Would you repeat all the lines below, exactly as they stand?

Dataset entries
+---+

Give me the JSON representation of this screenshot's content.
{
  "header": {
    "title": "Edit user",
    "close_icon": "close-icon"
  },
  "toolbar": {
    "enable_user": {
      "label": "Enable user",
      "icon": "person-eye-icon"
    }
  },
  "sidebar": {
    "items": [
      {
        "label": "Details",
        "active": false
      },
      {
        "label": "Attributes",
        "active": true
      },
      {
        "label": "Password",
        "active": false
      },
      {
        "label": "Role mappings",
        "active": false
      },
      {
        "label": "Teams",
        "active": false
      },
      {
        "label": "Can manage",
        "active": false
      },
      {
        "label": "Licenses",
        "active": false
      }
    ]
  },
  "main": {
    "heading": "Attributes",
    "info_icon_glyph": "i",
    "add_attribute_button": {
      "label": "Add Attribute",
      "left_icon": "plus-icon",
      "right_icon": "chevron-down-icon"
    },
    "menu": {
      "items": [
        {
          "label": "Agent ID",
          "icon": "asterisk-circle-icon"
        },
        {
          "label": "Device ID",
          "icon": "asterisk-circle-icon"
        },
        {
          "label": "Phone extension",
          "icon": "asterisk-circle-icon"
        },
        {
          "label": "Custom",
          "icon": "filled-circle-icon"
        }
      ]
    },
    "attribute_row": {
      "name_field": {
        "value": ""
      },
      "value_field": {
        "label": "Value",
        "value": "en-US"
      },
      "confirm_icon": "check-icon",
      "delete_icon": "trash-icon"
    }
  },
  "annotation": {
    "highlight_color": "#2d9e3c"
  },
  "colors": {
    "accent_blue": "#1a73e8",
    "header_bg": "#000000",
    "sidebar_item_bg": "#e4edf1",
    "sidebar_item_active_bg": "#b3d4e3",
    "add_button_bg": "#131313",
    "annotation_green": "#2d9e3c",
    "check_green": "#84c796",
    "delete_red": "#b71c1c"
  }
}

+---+

§ Written reply
Give me the JSON representation of this screenshot's content.
{
  "header": {
    "title": "Edit user",
    "close_icon": "close-icon"
  },
  "toolbar": {
    "enable_user": {
      "label": "Enable user",
      "icon": "person-eye-icon"
    }
  },
  "sidebar": {
    "items": [
      {
        "label": "Details",
        "active": false
      },
      {
        "label": "Attributes",
        "active": true
      },
      {
        "label": "Password",
        "active": false
      },
      {
        "label": "Role mappings",
        "active": false
      },
      {
        "label": "Teams",
        "active": false
      },
      {
        "label": "Can manage",
        "active": false
      },
      {
        "label": "Licenses",
        "active": false
      }
    ]
  },
  "main": {
    "heading": "Attributes",
    "info_icon_glyph": "i",
    "add_attribute_button": {
      "label": "Add Attribute",
      "left_icon": "plus-icon",
      "right_icon": "chevron-down-icon"
    },
    "menu": {
      "items": [
        {
          "label": "Agent ID",
          "icon": "asterisk-circle-icon"
        },
        {
          "label": "Device ID",
          "icon": "asterisk-circle-icon"
        },
        {
          "label": "Phone extension",
          "icon": "asterisk-circle-icon"
        },
        {
          "label": "Custom",
          "icon": "filled-circle-icon"
        }
      ]
    },
    "attribute_row": {
      "name_field": {
        "value": ""
      },
      "value_field": {
        "label": "Value",
        "value": "en-US"
      },
      "confirm_icon": "check-icon",
      "delete_icon": "trash-icon"
    }
  },
  "annotation": {
    "highlight_color": "#2d9e3c"
  },
  "colors": {
    "accent_blue": "#1a73e8",
    "header_bg": "#000000",
    "sidebar_item_bg": "#e4edf1",
    "sidebar_item_active_bg": "#b3d4e3",
    "add_button_bg": "#131313",
    "annotation_green": "#2d9e3c",
    "check_green": "#84c796",
    "delete_red": "#b71c1c"
  }
}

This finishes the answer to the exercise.